- [DATA SHOWN]:
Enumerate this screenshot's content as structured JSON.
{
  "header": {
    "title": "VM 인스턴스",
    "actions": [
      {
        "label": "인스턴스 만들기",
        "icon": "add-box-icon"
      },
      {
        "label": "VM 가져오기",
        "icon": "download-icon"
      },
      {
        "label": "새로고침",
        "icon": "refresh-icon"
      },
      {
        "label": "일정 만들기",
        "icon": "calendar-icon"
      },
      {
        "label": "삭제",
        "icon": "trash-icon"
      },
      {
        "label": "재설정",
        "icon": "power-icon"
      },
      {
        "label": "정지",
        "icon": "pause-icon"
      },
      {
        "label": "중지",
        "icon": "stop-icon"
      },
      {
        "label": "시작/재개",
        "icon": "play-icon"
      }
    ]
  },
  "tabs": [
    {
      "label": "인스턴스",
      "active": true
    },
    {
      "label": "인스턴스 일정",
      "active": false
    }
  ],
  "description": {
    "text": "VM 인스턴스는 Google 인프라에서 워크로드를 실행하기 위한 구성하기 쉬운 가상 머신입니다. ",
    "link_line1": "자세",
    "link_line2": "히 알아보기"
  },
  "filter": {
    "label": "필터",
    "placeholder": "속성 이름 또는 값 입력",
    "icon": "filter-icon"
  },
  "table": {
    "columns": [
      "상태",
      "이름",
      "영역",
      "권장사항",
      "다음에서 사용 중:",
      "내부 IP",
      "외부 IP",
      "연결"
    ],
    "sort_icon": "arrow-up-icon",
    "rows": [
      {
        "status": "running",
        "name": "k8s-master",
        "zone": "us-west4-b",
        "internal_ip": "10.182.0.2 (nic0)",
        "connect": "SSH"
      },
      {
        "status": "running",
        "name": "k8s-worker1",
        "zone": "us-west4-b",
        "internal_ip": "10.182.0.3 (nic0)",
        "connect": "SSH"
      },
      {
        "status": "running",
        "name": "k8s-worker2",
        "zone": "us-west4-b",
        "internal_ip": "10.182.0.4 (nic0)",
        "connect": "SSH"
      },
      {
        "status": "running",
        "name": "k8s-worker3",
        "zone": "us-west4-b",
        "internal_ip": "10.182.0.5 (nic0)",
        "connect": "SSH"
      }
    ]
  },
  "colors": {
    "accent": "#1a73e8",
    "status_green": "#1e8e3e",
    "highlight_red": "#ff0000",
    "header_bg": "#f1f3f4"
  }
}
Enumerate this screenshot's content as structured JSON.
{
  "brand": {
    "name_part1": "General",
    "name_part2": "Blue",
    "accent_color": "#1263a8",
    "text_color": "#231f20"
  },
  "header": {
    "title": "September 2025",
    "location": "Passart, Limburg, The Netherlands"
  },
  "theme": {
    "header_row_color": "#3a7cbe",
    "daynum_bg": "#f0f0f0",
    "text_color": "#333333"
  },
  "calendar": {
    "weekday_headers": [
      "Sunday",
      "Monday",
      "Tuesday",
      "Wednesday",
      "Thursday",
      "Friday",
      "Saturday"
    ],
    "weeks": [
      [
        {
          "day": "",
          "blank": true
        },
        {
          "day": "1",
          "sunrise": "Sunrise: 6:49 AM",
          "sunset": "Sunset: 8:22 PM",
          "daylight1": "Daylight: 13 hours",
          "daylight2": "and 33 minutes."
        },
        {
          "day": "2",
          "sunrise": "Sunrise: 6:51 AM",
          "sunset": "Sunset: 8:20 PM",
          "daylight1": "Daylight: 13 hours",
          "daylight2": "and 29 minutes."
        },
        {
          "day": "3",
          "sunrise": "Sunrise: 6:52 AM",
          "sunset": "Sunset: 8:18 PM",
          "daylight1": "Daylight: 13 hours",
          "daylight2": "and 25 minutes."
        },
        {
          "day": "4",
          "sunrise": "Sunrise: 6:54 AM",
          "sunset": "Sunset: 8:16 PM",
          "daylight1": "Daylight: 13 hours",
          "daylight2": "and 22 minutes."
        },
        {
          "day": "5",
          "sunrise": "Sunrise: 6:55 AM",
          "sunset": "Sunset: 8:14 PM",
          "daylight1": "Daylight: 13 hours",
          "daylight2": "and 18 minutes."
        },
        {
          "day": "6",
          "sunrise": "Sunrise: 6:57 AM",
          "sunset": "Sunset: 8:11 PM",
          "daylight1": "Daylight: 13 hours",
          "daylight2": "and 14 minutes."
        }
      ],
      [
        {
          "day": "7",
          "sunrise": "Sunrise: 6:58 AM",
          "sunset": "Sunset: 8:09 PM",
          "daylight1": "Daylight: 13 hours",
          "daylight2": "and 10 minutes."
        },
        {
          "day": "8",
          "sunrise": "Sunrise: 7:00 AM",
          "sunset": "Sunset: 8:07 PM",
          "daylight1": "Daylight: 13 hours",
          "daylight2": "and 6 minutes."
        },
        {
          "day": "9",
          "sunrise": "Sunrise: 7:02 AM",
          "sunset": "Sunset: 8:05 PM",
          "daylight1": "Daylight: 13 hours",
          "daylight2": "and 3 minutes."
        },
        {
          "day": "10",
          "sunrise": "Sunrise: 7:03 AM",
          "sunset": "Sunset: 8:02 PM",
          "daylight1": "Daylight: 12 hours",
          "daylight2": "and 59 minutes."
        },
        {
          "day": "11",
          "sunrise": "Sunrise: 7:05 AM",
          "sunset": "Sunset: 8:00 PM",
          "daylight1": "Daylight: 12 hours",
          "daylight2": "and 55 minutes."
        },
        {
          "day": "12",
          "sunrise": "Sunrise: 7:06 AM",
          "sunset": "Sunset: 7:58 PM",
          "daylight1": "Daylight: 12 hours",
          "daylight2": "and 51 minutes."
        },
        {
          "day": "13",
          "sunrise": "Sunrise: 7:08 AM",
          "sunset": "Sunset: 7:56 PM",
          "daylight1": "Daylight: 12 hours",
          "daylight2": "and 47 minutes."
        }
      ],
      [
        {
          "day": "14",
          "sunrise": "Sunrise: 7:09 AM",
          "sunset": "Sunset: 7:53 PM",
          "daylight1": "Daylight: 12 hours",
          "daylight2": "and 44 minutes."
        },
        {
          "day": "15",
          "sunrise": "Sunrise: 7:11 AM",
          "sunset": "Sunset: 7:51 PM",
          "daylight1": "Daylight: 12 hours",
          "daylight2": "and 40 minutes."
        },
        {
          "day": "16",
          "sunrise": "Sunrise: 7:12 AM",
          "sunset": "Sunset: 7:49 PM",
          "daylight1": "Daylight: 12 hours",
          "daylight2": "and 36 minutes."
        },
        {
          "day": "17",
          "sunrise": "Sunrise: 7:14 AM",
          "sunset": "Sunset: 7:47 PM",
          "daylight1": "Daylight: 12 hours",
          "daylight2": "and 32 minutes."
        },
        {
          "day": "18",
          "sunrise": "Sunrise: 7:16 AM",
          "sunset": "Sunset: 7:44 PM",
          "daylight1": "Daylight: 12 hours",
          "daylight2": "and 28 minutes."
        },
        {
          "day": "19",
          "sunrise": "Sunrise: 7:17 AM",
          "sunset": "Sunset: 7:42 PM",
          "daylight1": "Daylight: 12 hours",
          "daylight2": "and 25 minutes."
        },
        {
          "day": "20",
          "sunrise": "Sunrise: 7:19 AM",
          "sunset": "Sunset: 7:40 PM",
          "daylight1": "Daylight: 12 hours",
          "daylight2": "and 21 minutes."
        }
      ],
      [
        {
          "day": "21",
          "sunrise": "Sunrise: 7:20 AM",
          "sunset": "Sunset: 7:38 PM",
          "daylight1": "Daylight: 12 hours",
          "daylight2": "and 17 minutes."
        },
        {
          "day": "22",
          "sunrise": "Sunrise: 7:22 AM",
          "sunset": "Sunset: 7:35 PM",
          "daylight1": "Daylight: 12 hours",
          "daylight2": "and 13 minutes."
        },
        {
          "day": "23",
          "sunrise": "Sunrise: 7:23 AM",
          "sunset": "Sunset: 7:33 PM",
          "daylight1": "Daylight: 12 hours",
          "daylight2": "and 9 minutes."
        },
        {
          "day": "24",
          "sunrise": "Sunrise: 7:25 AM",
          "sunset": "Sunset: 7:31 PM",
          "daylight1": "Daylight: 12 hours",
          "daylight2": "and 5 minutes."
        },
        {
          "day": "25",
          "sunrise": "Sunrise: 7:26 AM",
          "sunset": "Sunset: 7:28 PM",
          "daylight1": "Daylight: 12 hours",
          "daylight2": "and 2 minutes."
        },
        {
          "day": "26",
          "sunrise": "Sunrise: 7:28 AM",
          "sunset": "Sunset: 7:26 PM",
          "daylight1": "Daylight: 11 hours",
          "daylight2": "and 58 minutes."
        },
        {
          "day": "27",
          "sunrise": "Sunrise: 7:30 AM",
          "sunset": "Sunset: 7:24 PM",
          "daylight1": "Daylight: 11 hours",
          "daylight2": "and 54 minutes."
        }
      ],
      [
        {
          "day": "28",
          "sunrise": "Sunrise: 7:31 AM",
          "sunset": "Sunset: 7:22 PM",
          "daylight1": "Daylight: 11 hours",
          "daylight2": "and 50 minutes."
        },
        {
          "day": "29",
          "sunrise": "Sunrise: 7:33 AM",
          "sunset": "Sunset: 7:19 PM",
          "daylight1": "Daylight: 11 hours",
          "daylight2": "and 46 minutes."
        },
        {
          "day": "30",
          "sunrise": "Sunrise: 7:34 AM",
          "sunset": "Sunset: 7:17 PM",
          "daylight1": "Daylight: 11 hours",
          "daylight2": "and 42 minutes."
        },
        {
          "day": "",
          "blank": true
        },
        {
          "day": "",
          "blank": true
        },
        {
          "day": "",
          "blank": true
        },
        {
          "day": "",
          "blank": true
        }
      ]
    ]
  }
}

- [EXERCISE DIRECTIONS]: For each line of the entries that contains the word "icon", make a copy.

- [WORKED SOLUTION]:
        "icon": "add-box-icon"
        "icon": "download-icon"
        "icon": "refresh-icon"
        "icon": "calendar-icon"
        "icon": "trash-icon"
        "icon": "power-icon"
        "icon": "pause-icon"
        "icon": "stop-icon"
        "icon": "play-icon"
    "icon": "filter-icon"
    "sort_icon": "arrow-up-icon",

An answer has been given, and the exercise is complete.